For a 120-year-old magazine, Architectural Record went impressively new-fangled in announcing its new editor-in-chief, Cathleen McGuigan, with word leaking out on Facebook Monday followed by rounds of Twitter and a formal blog posting at the Arc Rec website this morning. A veteran architecture critic and editor at Newsweek for over 25 years, McGuigan brings wide access and a deep knowledge of the issues to the post held for some 15 years by Robert Ivy, who now heads the American Institute of Architects in Washington DC. In a phone interview, McGuigan sounded like she was just absorbing the news herself. “It’s a really big deal,” she said, appreciatively. With a plan for “evolution not revolution,” she described her goals to “maintain Record’s high standards of analysis, forward-looking reporting on technology and innovation, and sharp eye on emerging generations and trends.” Asked what she felt was the central issue in architecture today, she responded that while the economy was the obvious answer, there was an underlying matter of equal significance with more lasting impact. “Design is still overlooked in this country,” she said. “And it is essential to keep the importance of good architecture and the careful development of cities front and center to the widest possible audience.” With a plan to be a very “hands-on editor,” McQuigan brings a newshound’s nose to the job, but is looking forward to working with the magazine’s seasoned staff and its reputation as a recording angel of great architectural images, but not as eye candy, she noted, “but with pictures that give information.” She added that with the magazine newly independent of the AIA—Arc Rec was the official mouthpiece of the institute for over ten years—it was now discovering just how loyal its readers are.
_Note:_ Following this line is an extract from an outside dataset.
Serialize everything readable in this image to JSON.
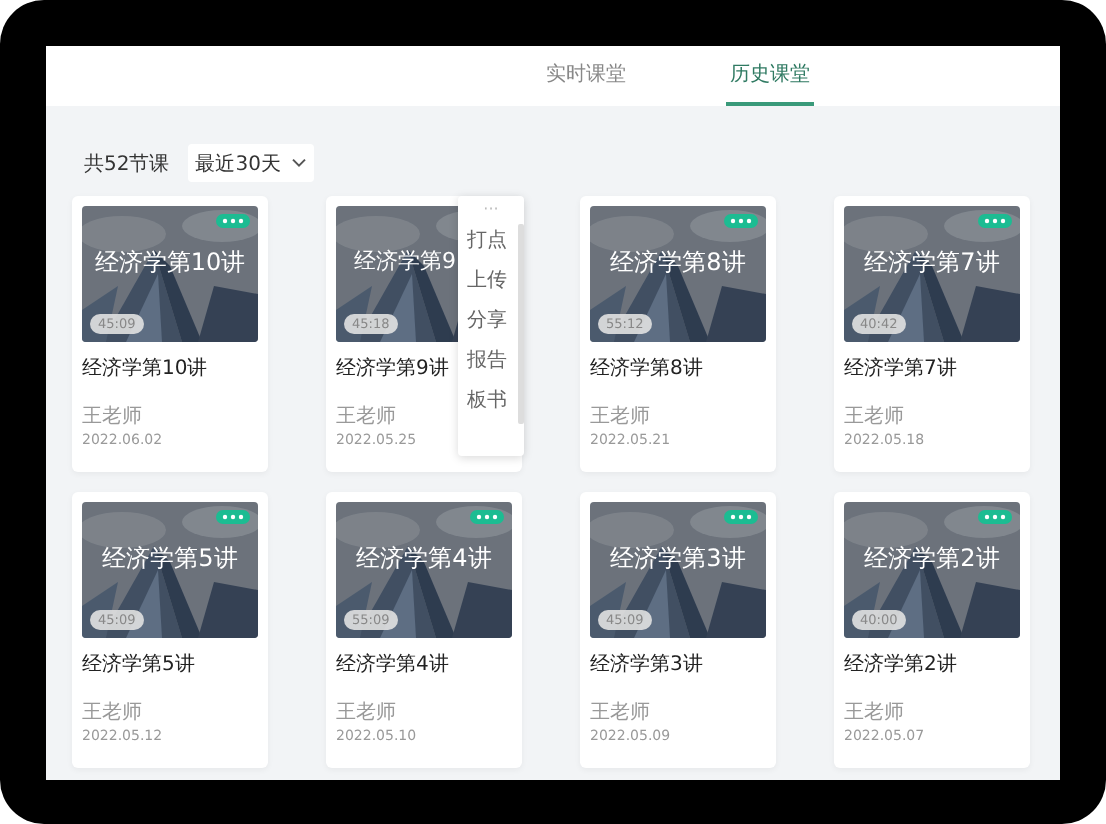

The May edition was its largest issue in three years. McGuigan starts officially on May 23rd.